▶ [Task description] Using the word "provider" as the filter, copy each matching line from the records.

Data records
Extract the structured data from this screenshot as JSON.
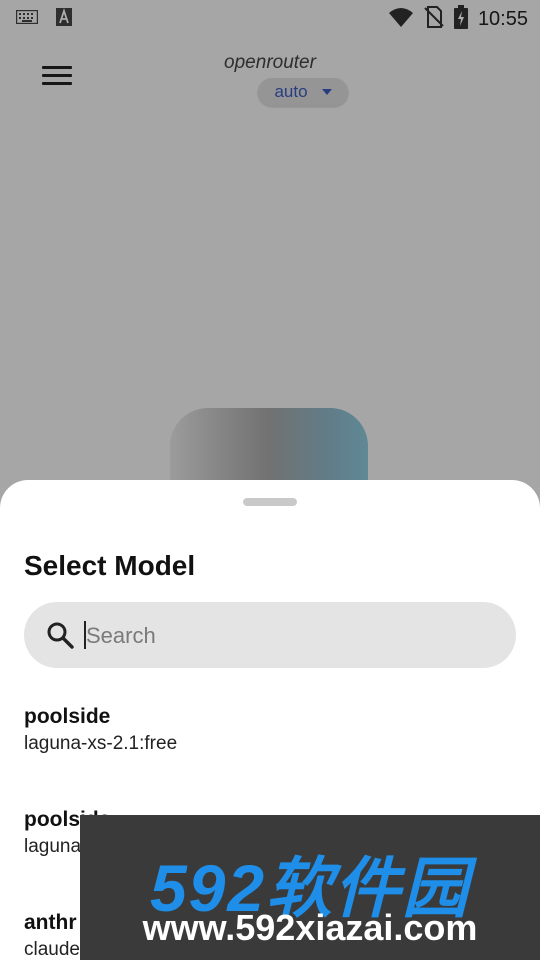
{
  "status_bar": {
    "time": "10:55",
    "left_icons": [
      "keyboard-icon",
      "font-a-icon"
    ],
    "right_icons": [
      "wifi-icon",
      "no-sim-icon",
      "battery-charging-icon"
    ]
  },
  "app_bar": {
    "provider": "openrouter",
    "model_selector": "auto",
    "menu_icon": "hamburger-menu-icon"
  },
  "sheet": {
    "title": "Select Model",
    "search": {
      "placeholder": "Search",
      "value": ""
    },
    "items": [
      {
        "provider": "poolside",
        "model": "laguna-xs-2.1:free"
      },
      {
        "provider": "poolside",
        "model": "laguna"
      },
      {
        "provider": "anthr",
        "model": "claude"
      }
    ]
  },
  "watermark": {
    "brand": "592软件园",
    "url": "www.592xiazai.com"
  },
  "colors": {
    "accent": "#3b5bbf",
    "scrim": "rgba(0,0,0,0.32)",
    "watermark_blue": "#1e8ee8"
  }
}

▶ [Written response]
    "provider": "openrouter",
        "provider": "poolside",
        "provider": "poolside",
        "provider": "anthr",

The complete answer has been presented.